When Joe and Norrie find the center of the dome, at first I’m afraid that it’s at the spot where Barbie buried Julia’s husband, but as it turns out, there’s all sorts of shit buried in these woods. The actual source of the dome is a little miniature dome with a black egg inside.
If one takes the egg as a representation of the town then there’s some very interesting symbolism at play here, but I think I’ll go into it next week, when I have been crying less. Anyway, Norrie and Joe lay hands on the mini-dome, and are treated to a vision of Alice, which Norrie takes as a sign to go home.
In another part of town, where it is suddenly night time, Boomer is loading Big Jim’s propane onto a trailer, whether on Toothless’ orders or his own steam, I don’t know. But it really doesn’t pay to underestimate a man who kills priests with their own hearing aids. Jim shoots the propane, creating a massive fireball and causing Boomer to live up to his name. My favorite part is the darkly comic moment just afterward where Jim drunkenly smiles like “Heh. I made a essplosion.”
Alice is in the middle of delivering the baby when her heart begins to fail. Carolyn begs her to rest, but she uses her last bit of strength to instruct Barbie in unwrapping the cord from around the infant’s neck.
And maybe this is why the Dome chose to induce labor on Harriet. Because Alice’s body was bound to give out. And that baby didn’t stand a chance without a doctor. Harriet names the baby Alice, which is a sweet gesture even though it implies that you can replace one character with another, which is obviously not true when it comes to gay representation.
That’s basically the argument Norrie makes when she arrives. She doesn’t want some baby Alice or the will of the Dome or whatever. She wants her mom. And Carolyn lets this moment be about the two of them. And when the moment is over and Alice is gone, Norrie pounds against the Dome, begging, bargaining, pleading. It’s powerful. But even more powerful is the scene occurring inside, where Carolyn holds her wife one final time, brushing a stray lock of hair aside, trying to be strong but then deciding to let the hurt in. And I will not attempt to improve on Aisha Hinds’ silence with words of my own except to say that I am sending her my Kleenex bill because this scene has made me sob three times in a row.
At the very end of the episode we see that black egg responding to Norrie’s prayer, but I’m really not trying to get my hopes up that the Dome will bring Alice back.
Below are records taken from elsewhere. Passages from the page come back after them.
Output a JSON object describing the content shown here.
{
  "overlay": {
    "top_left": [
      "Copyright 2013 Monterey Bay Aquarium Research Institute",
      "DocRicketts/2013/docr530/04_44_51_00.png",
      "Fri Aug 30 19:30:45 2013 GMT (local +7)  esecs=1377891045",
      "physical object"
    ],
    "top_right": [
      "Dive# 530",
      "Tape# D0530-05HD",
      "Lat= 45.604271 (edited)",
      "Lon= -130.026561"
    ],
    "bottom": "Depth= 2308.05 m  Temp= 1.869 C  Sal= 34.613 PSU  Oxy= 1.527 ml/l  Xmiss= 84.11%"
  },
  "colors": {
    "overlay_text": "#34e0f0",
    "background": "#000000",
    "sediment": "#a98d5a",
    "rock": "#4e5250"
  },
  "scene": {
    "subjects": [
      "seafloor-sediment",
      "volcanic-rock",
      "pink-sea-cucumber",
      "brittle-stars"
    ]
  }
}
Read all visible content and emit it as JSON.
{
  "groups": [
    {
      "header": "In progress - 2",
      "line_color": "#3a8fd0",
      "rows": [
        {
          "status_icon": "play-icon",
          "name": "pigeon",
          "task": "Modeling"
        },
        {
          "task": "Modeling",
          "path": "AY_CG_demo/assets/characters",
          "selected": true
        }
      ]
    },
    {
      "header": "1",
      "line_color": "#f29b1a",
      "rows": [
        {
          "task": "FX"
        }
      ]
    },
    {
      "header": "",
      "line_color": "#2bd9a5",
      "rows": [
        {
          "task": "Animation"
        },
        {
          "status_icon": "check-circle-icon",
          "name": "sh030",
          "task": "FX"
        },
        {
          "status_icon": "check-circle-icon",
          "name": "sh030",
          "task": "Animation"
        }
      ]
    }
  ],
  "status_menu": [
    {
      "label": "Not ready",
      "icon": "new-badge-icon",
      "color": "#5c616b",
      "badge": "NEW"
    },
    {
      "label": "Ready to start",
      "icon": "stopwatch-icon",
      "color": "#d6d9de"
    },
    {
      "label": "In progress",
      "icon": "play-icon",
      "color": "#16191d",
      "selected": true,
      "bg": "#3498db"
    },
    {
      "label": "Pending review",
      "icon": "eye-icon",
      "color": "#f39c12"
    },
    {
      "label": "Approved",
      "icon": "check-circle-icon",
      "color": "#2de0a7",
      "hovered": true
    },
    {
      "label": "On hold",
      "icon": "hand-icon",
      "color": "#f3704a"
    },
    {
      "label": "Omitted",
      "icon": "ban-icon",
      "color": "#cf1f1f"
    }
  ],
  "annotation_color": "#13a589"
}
As anyone who has read my recaps knows, Under The Dome didn’t impress me much in its first few weeks. It’s really only in the past two episodes that it has found its urgency, tone, and emotional resonance. So I might wish that they had chosen to kill Alice–yet another casualty in this summer of endless lesbian deaths–before, when I didn’t like it and could just snark about it. But I don’t wish that. If you are going to kill off a lesbian character, especially a sweet, selfless one like Alice, I want it to hurt, as long as it hurts for the right reasons. And I think it did. Maybe even for important reasons. Let me explain what I mean by that.
I don’t think Under The Dome is ever going to get the kind of widespread lesbian love of, say, The Fosters. Alice and Carolyn are two parts of a large ensemble, and their story isn’t overtly gay. But they are on the most watched new summer show in America. It, in turn, is on CBS, which, as they constantly remind us, is “America’s most watched network.” CBS also has the worst track record of including gay characters of any of the big five networks, so this is a big step. This might not be the show you and your roller derby team get together and dish about, but it is the show your uncle and your high school chemistry teacher and your Facebook friends watch. And maybe they had a moment of recognition last night, in between the tears, when their hearts understood that losing a parent or a spouse is a universal sort of pain. Grief is like that; powerful in its ability both to hurt, and unite. Alice Calvert was with us for seven brief weeks, but she wasn’t treated as a throwaway character. Her death was not meant to be sensationalistic or convenient. Quite the opposite. So for that, her life and her death were a gift.
See you next week.